• [Work required] Reproduce the records that follow exactly as they appear.
(Records for the exercise Opens)
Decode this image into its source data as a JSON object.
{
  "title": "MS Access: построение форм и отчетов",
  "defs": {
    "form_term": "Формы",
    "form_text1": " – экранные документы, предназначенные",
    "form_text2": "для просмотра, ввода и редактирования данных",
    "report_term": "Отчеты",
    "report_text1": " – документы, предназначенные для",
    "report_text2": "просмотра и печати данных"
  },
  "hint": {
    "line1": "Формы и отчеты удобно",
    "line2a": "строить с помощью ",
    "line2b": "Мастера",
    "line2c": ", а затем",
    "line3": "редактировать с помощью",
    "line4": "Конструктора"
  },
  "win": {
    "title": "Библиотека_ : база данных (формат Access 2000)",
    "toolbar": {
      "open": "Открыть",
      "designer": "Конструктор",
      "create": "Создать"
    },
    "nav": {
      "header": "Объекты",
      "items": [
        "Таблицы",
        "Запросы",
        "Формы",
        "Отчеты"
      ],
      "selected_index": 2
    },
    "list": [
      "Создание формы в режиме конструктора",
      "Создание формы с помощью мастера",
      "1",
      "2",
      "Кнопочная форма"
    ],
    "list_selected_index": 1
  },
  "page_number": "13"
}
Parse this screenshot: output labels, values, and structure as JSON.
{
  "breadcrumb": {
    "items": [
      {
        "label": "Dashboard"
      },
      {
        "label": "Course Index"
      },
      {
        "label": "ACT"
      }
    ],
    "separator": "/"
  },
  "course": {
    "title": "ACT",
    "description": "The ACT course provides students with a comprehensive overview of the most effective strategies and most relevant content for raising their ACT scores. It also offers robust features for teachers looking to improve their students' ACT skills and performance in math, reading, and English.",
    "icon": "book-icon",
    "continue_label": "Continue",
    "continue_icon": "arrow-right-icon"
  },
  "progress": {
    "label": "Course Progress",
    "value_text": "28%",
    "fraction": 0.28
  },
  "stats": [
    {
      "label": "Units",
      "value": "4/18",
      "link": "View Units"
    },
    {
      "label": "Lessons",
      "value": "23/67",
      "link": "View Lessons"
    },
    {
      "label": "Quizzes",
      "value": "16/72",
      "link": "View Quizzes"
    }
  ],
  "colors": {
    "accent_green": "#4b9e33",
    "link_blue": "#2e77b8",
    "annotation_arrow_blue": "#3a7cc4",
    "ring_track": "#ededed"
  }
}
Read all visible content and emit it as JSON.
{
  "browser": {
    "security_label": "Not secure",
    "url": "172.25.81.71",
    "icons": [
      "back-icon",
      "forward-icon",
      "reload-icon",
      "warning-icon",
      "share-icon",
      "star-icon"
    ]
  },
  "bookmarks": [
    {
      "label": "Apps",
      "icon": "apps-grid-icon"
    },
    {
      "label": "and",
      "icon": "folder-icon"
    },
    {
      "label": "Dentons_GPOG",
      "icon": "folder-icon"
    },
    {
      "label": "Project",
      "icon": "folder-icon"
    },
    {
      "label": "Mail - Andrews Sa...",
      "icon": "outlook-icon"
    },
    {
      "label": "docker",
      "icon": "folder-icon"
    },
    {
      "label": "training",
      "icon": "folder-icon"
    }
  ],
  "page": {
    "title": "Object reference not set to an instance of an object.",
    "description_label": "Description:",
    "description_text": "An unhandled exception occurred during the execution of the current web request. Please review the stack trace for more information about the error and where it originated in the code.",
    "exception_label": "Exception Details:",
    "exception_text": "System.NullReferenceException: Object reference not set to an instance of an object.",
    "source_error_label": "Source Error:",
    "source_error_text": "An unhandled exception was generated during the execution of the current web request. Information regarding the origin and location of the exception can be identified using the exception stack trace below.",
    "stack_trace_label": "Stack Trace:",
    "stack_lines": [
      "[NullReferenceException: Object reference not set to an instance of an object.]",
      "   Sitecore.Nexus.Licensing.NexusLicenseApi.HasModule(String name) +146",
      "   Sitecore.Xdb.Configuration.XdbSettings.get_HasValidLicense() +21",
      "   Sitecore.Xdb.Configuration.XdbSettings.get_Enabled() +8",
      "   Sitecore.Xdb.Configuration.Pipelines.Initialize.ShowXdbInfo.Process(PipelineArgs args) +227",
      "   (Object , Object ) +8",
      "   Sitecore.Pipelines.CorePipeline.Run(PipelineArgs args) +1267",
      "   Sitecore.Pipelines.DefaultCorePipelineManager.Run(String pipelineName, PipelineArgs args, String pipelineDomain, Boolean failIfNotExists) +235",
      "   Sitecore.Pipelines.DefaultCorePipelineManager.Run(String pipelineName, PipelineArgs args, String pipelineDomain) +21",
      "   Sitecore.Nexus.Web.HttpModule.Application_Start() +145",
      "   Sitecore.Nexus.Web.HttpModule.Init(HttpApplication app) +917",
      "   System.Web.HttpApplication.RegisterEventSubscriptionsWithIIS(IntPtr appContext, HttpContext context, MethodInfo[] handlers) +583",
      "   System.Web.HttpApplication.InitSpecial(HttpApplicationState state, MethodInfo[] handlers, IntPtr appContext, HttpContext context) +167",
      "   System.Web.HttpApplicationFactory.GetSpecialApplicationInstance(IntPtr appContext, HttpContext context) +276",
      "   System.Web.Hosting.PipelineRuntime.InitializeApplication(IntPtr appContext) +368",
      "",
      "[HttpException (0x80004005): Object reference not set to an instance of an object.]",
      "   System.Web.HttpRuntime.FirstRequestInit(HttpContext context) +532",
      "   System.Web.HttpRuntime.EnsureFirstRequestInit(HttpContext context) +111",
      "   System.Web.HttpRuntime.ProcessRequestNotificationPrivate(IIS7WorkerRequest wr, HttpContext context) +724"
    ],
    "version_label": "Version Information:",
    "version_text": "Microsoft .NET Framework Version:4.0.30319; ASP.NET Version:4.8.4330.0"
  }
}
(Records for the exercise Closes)
• [Written solution]
Decode this image into its source data as a JSON object.
{
  "title": "MS Access: построение форм и отчетов",
  "defs": {
    "form_term": "Формы",
    "form_text1": " – экранные документы, предназначенные",
    "form_text2": "для просмотра, ввода и редактирования данных",
    "report_term": "Отчеты",
    "report_text1": " – документы, предназначенные для",
    "report_text2": "просмотра и печати данных"
  },
  "hint": {
    "line1": "Формы и отчеты удобно",
    "line2a": "строить с помощью ",
    "line2b": "Мастера",
    "line2c": ", а затем",
    "line3": "редактировать с помощью",
    "line4": "Конструктора"
  },
  "win": {
    "title": "Библиотека_ : база данных (формат Access 2000)",
    "toolbar": {
      "open": "Открыть",
      "designer": "Конструктор",
      "create": "Создать"
    },
    "nav": {
      "header": "Объекты",
      "items": [
        "Таблицы",
        "Запросы",
        "Формы",
        "Отчеты"
      ],
      "selected_index": 2
    },
    "list": [
      "Создание формы в режиме конструктора",
      "Создание формы с помощью мастера",
      "1",
      "2",
      "Кнопочная форма"
    ],
    "list_selected_index": 1
  },
  "page_number": "13"
}
Parse this screenshot: output labels, values, and structure as JSON.
{
  "breadcrumb": {
    "items": [
      {
        "label": "Dashboard"
      },
      {
        "label": "Course Index"
      },
      {
        "label": "ACT"
      }
    ],
    "separator": "/"
  },
  "course": {
    "title": "ACT",
    "description": "The ACT course provides students with a comprehensive overview of the most effective strategies and most relevant content for raising their ACT scores. It also offers robust features for teachers looking to improve their students' ACT skills and performance in math, reading, and English.",
    "icon": "book-icon",
    "continue_label": "Continue",
    "continue_icon": "arrow-right-icon"
  },
  "progress": {
    "label": "Course Progress",
    "value_text": "28%",
    "fraction": 0.28
  },
  "stats": [
    {
      "label": "Units",
      "value": "4/18",
      "link": "View Units"
    },
    {
      "label": "Lessons",
      "value": "23/67",
      "link": "View Lessons"
    },
    {
      "label": "Quizzes",
      "value": "16/72",
      "link": "View Quizzes"
    }
  ],
  "colors": {
    "accent_green": "#4b9e33",
    "link_blue": "#2e77b8",
    "annotation_arrow_blue": "#3a7cc4",
    "ring_track": "#ededed"
  }
}
Read all visible content and emit it as JSON.
{
  "browser": {
    "security_label": "Not secure",
    "url": "172.25.81.71",
    "icons": [
      "back-icon",
      "forward-icon",
      "reload-icon",
      "warning-icon",
      "share-icon",
      "star-icon"
    ]
  },
  "bookmarks": [
    {
      "label": "Apps",
      "icon": "apps-grid-icon"
    },
    {
      "label": "and",
      "icon": "folder-icon"
    },
    {
      "label": "Dentons_GPOG",
      "icon": "folder-icon"
    },
    {
      "label": "Project",
      "icon": "folder-icon"
    },
    {
      "label": "Mail - Andrews Sa...",
      "icon": "outlook-icon"
    },
    {
      "label": "docker",
      "icon": "folder-icon"
    },
    {
      "label": "training",
      "icon": "folder-icon"
    }
  ],
  "page": {
    "title": "Object reference not set to an instance of an object.",
    "description_label": "Description:",
    "description_text": "An unhandled exception occurred during the execution of the current web request. Please review the stack trace for more information about the error and where it originated in the code.",
    "exception_label": "Exception Details:",
    "exception_text": "System.NullReferenceException: Object reference not set to an instance of an object.",
    "source_error_label": "Source Error:",
    "source_error_text": "An unhandled exception was generated during the execution of the current web request. Information regarding the origin and location of the exception can be identified using the exception stack trace below.",
    "stack_trace_label": "Stack Trace:",
    "stack_lines": [
      "[NullReferenceException: Object reference not set to an instance of an object.]",
      "   Sitecore.Nexus.Licensing.NexusLicenseApi.HasModule(String name) +146",
      "   Sitecore.Xdb.Configuration.XdbSettings.get_HasValidLicense() +21",
      "   Sitecore.Xdb.Configuration.XdbSettings.get_Enabled() +8",
      "   Sitecore.Xdb.Configuration.Pipelines.Initialize.ShowXdbInfo.Process(PipelineArgs args) +227",
      "   (Object , Object ) +8",
      "   Sitecore.Pipelines.CorePipeline.Run(PipelineArgs args) +1267",
      "   Sitecore.Pipelines.DefaultCorePipelineManager.Run(String pipelineName, PipelineArgs args, String pipelineDomain, Boolean failIfNotExists) +235",
      "   Sitecore.Pipelines.DefaultCorePipelineManager.Run(String pipelineName, PipelineArgs args, String pipelineDomain) +21",
      "   Sitecore.Nexus.Web.HttpModule.Application_Start() +145",
      "   Sitecore.Nexus.Web.HttpModule.Init(HttpApplication app) +917",
      "   System.Web.HttpApplication.RegisterEventSubscriptionsWithIIS(IntPtr appContext, HttpContext context, MethodInfo[] handlers) +583",
      "   System.Web.HttpApplication.InitSpecial(HttpApplicationState state, MethodInfo[] handlers, IntPtr appContext, HttpContext context) +167",
      "   System.Web.HttpApplicationFactory.GetSpecialApplicationInstance(IntPtr appContext, HttpContext context) +276",
      "   System.Web.Hosting.PipelineRuntime.InitializeApplication(IntPtr appContext) +368",
      "",
      "[HttpException (0x80004005): Object reference not set to an instance of an object.]",
      "   System.Web.HttpRuntime.FirstRequestInit(HttpContext context) +532",
      "   System.Web.HttpRuntime.EnsureFirstRequestInit(HttpContext context) +111",
      "   System.Web.HttpRuntime.ProcessRequestNotificationPrivate(IIS7WorkerRequest wr, HttpContext context) +724"
    ],
    "version_label": "Version Information:",
    "version_text": "Microsoft .NET Framework Version:4.0.30319; ASP.NET Version:4.8.4330.0"
  }
}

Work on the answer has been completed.